讲座题目：Nuclear Power and Apple Pie
报告人：Prof. Barry D. Ganapol Univ. Arizona, USA
Nuclear Power and Apple Pie
Barry D. Ganapol
Department of Aerospace and Mechanical Engineering
University of Arizona
The well-known astrophysicist Carl Segan once quipped
“If you wish to make anapple pie from scratch, you must first invent the universe.”
Indeed, if you invent the universe, then you also invent nuclear power, which is what my seminar is all about. To fully explore the nuclear power concept, we must begin with the Big Bang from which all nuclei were created in the process callednucleosynthesis. It all began in a blink of an eye when a primordialquark-gluon plasmacame into existence, followed by a rapid expansion, calledinflation. The quarks initially condensed intoneutronsandprotonsheld together by thestrong nuclear force, eventually forming Deuterium and Helium--et voilà,about 13.8 billion years later, the Earth appears. With star formation, some 500 million years after the Big Bang, Carbon and heavier nuclei through Iron were produced byfusion. As the large stars exploded insupernovae, all elements up through Uranium formed and spread out into the vast expanse. The neutron, being a neutral particle, is key to unlocking the energy of formation stored within the nuclei of heavy atoms, in particular Uranium and Plutonium, and therefore, is responsible for nuclear power generation. In 1941, Enrico Fermi, the brilliant Italian-American physicist, under Stagg Field at the University of Chicago, produced the second known sustained nuclear chain reaction-and the nuclear age was born--again. We conclude with a word on the development of nuclear power and my role as one who solves the neutron transport equation.

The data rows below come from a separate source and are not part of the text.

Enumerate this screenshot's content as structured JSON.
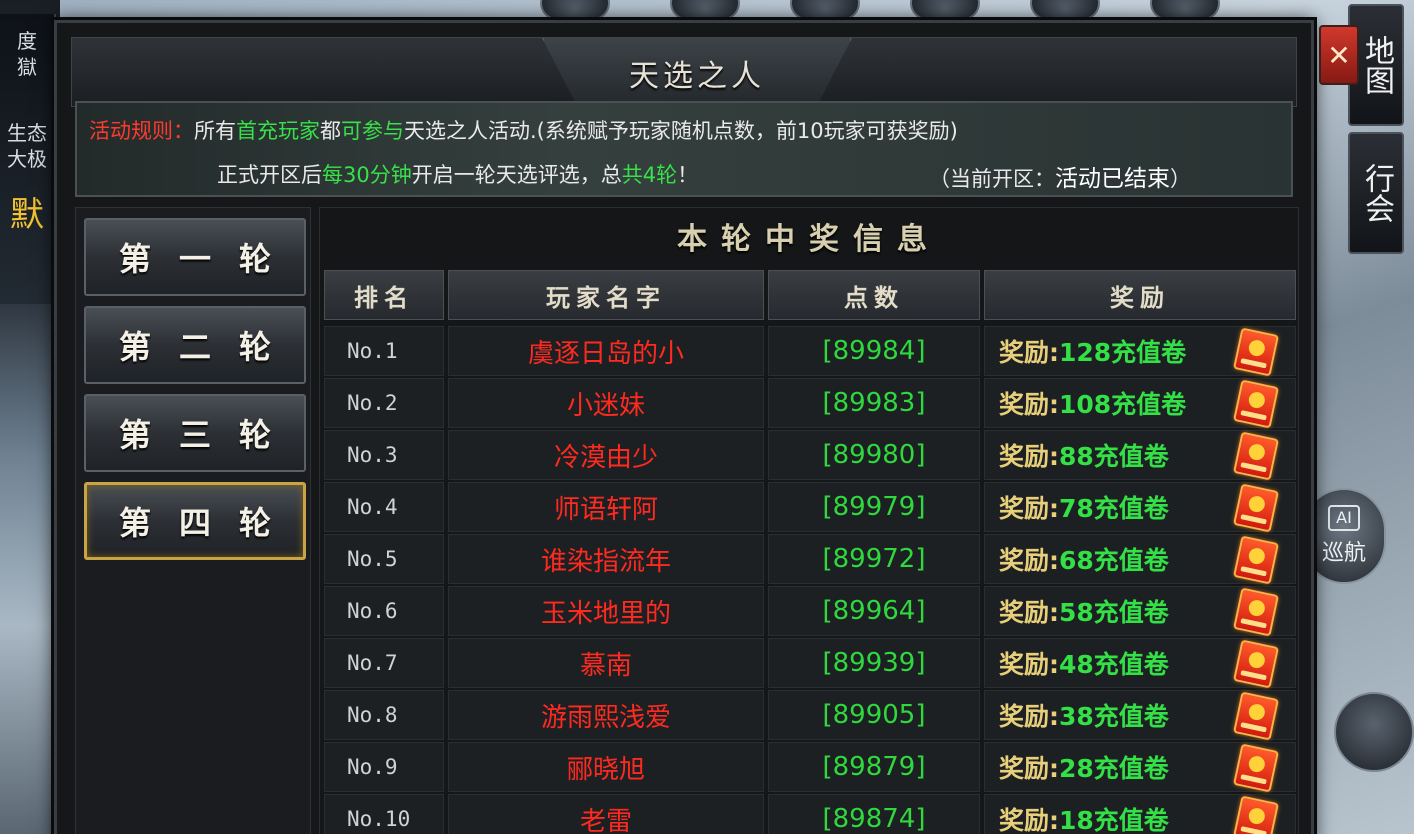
{
  "colors": {
    "name_red": "#ff2a1f",
    "points_green": "#2fd83c",
    "reward_gold": "#e8cf7a",
    "active_tab_border": "#c9a444",
    "rule_red": "#ff3a2c",
    "rule_green": "#38e04a"
  },
  "background": {
    "left_badge_lines": [
      "度",
      "獄",
      "生态",
      "大极"
    ],
    "left_badge_glyph": "默"
  },
  "side_tabs": {
    "map_label": "地图",
    "guild_label": "行会",
    "ai_box": "AI",
    "ai_label": "巡航"
  },
  "panel": {
    "title": "天选之人",
    "close_icon": "✕"
  },
  "rules": {
    "line1": [
      {
        "text": "活动规则：",
        "color": "red"
      },
      {
        "text": "所有",
        "color": "white"
      },
      {
        "text": "首充玩家",
        "color": "green"
      },
      {
        "text": "都",
        "color": "white"
      },
      {
        "text": "可参与",
        "color": "green"
      },
      {
        "text": "天选之人活动.(系统赋予玩家随机点数，前10玩家可获奖励)",
        "color": "white"
      }
    ],
    "line2": [
      {
        "text": "正式开区后",
        "color": "white"
      },
      {
        "text": "每30分钟",
        "color": "green"
      },
      {
        "text": "开启一轮天选评选，总",
        "color": "white"
      },
      {
        "text": "共4轮",
        "color": "green"
      },
      {
        "text": "！",
        "color": "white"
      }
    ],
    "status_prefix": "（当前开区：",
    "status_value": "活动已结束",
    "status_suffix": "）"
  },
  "rounds": {
    "tabs": [
      "第一轮",
      "第二轮",
      "第三轮",
      "第四轮"
    ],
    "active_index": 3
  },
  "info": {
    "title": "本轮中奖信息",
    "headers": {
      "rank": "排名",
      "name": "玩家名字",
      "points": "点数",
      "reward": "奖励"
    },
    "rows": [
      {
        "rank": "No.1",
        "name": "虞逐日岛的小",
        "points": "[89984]",
        "reward_label": "奖励:",
        "reward_value": "128充值卷",
        "icon": "red-envelope-icon"
      },
      {
        "rank": "No.2",
        "name": "小迷妹",
        "points": "[89983]",
        "reward_label": "奖励:",
        "reward_value": "108充值卷",
        "icon": "red-envelope-icon"
      },
      {
        "rank": "No.3",
        "name": "冷漠由少",
        "points": "[89980]",
        "reward_label": "奖励: ",
        "reward_value": "88充值卷",
        "icon": "red-envelope-icon"
      },
      {
        "rank": "No.4",
        "name": "师语轩阿",
        "points": "[89979]",
        "reward_label": "奖励: ",
        "reward_value": "78充值卷",
        "icon": "red-envelope-icon"
      },
      {
        "rank": "No.5",
        "name": "谁染指流年",
        "points": "[89972]",
        "reward_label": "奖励: ",
        "reward_value": "68充值卷",
        "icon": "red-envelope-icon"
      },
      {
        "rank": "No.6",
        "name": "玉米地里的",
        "points": "[89964]",
        "reward_label": "奖励: ",
        "reward_value": "58充值卷",
        "icon": "red-envelope-icon"
      },
      {
        "rank": "No.7",
        "name": "慕南",
        "points": "[89939]",
        "reward_label": "奖励: ",
        "reward_value": "48充值卷",
        "icon": "red-envelope-icon"
      },
      {
        "rank": "No.8",
        "name": "游雨熙浅爱",
        "points": "[89905]",
        "reward_label": "奖励: ",
        "reward_value": "38充值卷",
        "icon": "red-envelope-icon"
      },
      {
        "rank": "No.9",
        "name": "郦晓旭",
        "points": "[89879]",
        "reward_label": "奖励: ",
        "reward_value": "28充值卷",
        "icon": "red-envelope-icon"
      },
      {
        "rank": "No.10",
        "name": "老雷",
        "points": "[89874]",
        "reward_label": "奖励: ",
        "reward_value": "18充值卷",
        "icon": "red-envelope-icon"
      }
    ]
  }
}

Barry D. Ganapolis currently Professor in the Department of Aerospace and Mechanical Engineering (AME) at the UniversityofArizonaand a Research Professor in the Department of Nuclear Engineering at theUniversityofTennessee. He received his PhD from theUniversityofCalifornia,Berkeleyin 1971 followed by two years at the Swiss Federal Institute for Reactor Research and one year at the Center for Nuclear Studies at Saclay inFrance. After three years at Argonne National Laboratory, he joined the Department of Nuclear Engineering (NE) faculty at theUniversityofArizonain 1976. Professor Ganapol has served as Chair of the NE Department and Acting and Associate Chair of the AME Department. His research interests include developing analytical and numerical methods to solve the neutron Boltzmann equation in the pursuit of high quality benchmark solutions. This activity has lead to his broader interest of verification and validation strategies applied to modeling and simulation of nuclear systems. In addition to his nuclear interests, Professor Ganapol has investigated the health of vegetation canopies from first principles of radiative transfer with application to satellite remote sensing. During his 30-year career, Professor Ganapol has held appointments at eleven DoE, NASA and military research laboratories and published over 275 articles. In addition, he is Fellow of the American Nuclear Society and recent recipient of the Gerald C. Pomraning Award from the Mathematics and Computation Division of the American Nuclear Society for his outstanding contributions to transport theory. In 2006, Professor Ganapol received the Da Vinci Award for excellence in overall scholarship, teaching and service from theCollegeofEngineeringat theUniversityofArizona.